“March precipitation in Iowa was just slightly below normal, but the storm in the middle of the month brought significant rain to Iowa and Nebraska, which resulted in the extensive flooding that occurred in western Iowa,” said Tim Hall, DNR’s coordinator of hydrology resources.
“Conditions in the Missouri River basin remain wet, with more snowmelt to come from the Dakotas and later from the mountains in Montana and Wyoming,” Hall added.
A very strong low pressure system (bomb cyclone) between March 12 and 14 was the most notable event of the month. Heavy rainfall in eastern Nebraska and blizzard conditions across western Nebraska occurred as the system moved east. In Iowa, above freezing temperatures combined with heavy rainfall on top of a substantial snowpack and frozen soil led to rapid melting and runoff.
Preliminary statewide precipitation was just over 2 inches - about 0.10 inches below average. This ranks March about in the middle of pack for historical March precipitation. Statewide average snowfall was 2.20 inches or 2.50 inches below average, making snowfall in March the 28th lowest in 132 years. The highest level reported was in Sibley (Osceola County) at 9.5 inches of snow, 1.6 inches above average. The state of Nebraska received about 3 inches of rainfall for the month of March, which is about double their normal for the month.
While overall streamflow is trending down, many streams in Iowa moved above flood stage, with the highest in western and northeast Iowa.
Iowa temperatures averaged 30.7 degrees, or 5.2 degrees below normal, ranking March 2019 as the 30th coldest among 147 years of state records.
For a thorough review of Iowa’s water resource trends, go to www.iowadnr.gov/watersummaryupdate.

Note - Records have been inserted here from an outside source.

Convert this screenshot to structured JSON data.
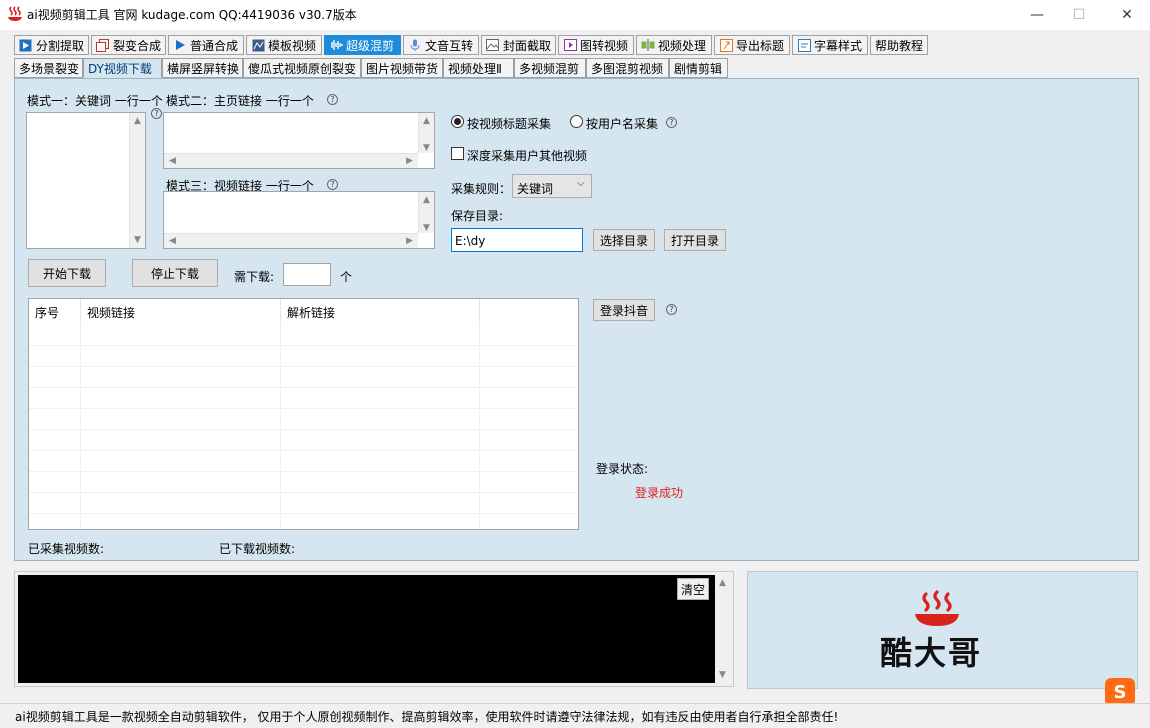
{
  "window": {
    "title": "ai视频剪辑工具 官网 kudage.com QQ:4419036   v30.7版本",
    "minimize": "—",
    "maximize": "☐",
    "close": "✕"
  },
  "main_tabs": [
    {
      "label": "分割提取",
      "icon": "play-square-icon"
    },
    {
      "label": "裂变合成",
      "icon": "copy-icon"
    },
    {
      "label": "普通合成",
      "icon": "play-icon"
    },
    {
      "label": "模板视频",
      "icon": "template-icon"
    },
    {
      "label": "超级混剪",
      "icon": "waveform-icon"
    },
    {
      "label": "文音互转",
      "icon": "microphone-icon"
    },
    {
      "label": "封面截取",
      "icon": "image-icon"
    },
    {
      "label": "图转视频",
      "icon": "film-icon"
    },
    {
      "label": "视频处理",
      "icon": "split-icon"
    },
    {
      "label": "导出标题",
      "icon": "export-icon"
    },
    {
      "label": "字幕样式",
      "icon": "subtitle-icon"
    },
    {
      "label": "帮助教程",
      "icon": ""
    }
  ],
  "sub_tabs": [
    "多场景裂变",
    "DY视频下载",
    "横屏竖屏转换",
    "傻瓜式视频原创裂变",
    "图片视频带货",
    "视频处理Ⅱ",
    "多视频混剪",
    "多图混剪视频",
    "剧情剪辑"
  ],
  "form": {
    "mode1_label": "模式一：关键词 一行一个",
    "mode2_label": "模式二：主页链接 一行一个",
    "mode3_label": "模式三：视频链接 一行一个",
    "radio_title": "按视频标题采集",
    "radio_user": "按用户名采集",
    "deep_collect": "深度采集用户其他视频",
    "rule_label": "采集规则：",
    "rule_value": "关键词",
    "save_dir_label": "保存目录:",
    "save_dir_value": "E:\\dy",
    "choose_dir": "选择目录",
    "open_dir": "打开目录",
    "start_download": "开始下载",
    "stop_download": "停止下载",
    "need_download": "需下载:",
    "need_download_value": "",
    "unit": "个",
    "login_douyin": "登录抖音",
    "login_status_label": "登录状态:",
    "login_status_value": "登录成功",
    "collected_count": "已采集视频数:",
    "downloaded_count": "已下载视频数:"
  },
  "table": {
    "headers": [
      "序号",
      "视频链接",
      "解析链接"
    ]
  },
  "log": {
    "clear": "清空"
  },
  "logo": {
    "text": "酷大哥"
  },
  "status_bar": "ai视频剪辑工具是一款视频全自动剪辑软件， 仅用于个人原创视频制作、提高剪辑效率，使用软件时请遵守法律法规，如有违反由使用者自行承担全部责任!",
  "colors": {
    "accent": "#1e8cdb",
    "panel": "#d6e6f0",
    "success": "#e02020",
    "logo_red": "#d8231d"
  }
}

The report is prepared by technical staff from Iowa DNR, the Iowa Department of Agriculture and Land Stewardship, IIHR—Hydroscience and Engineering, and the U.S. Geological Survey, in collaboration with Iowa Homeland Security and Emergency Management Department.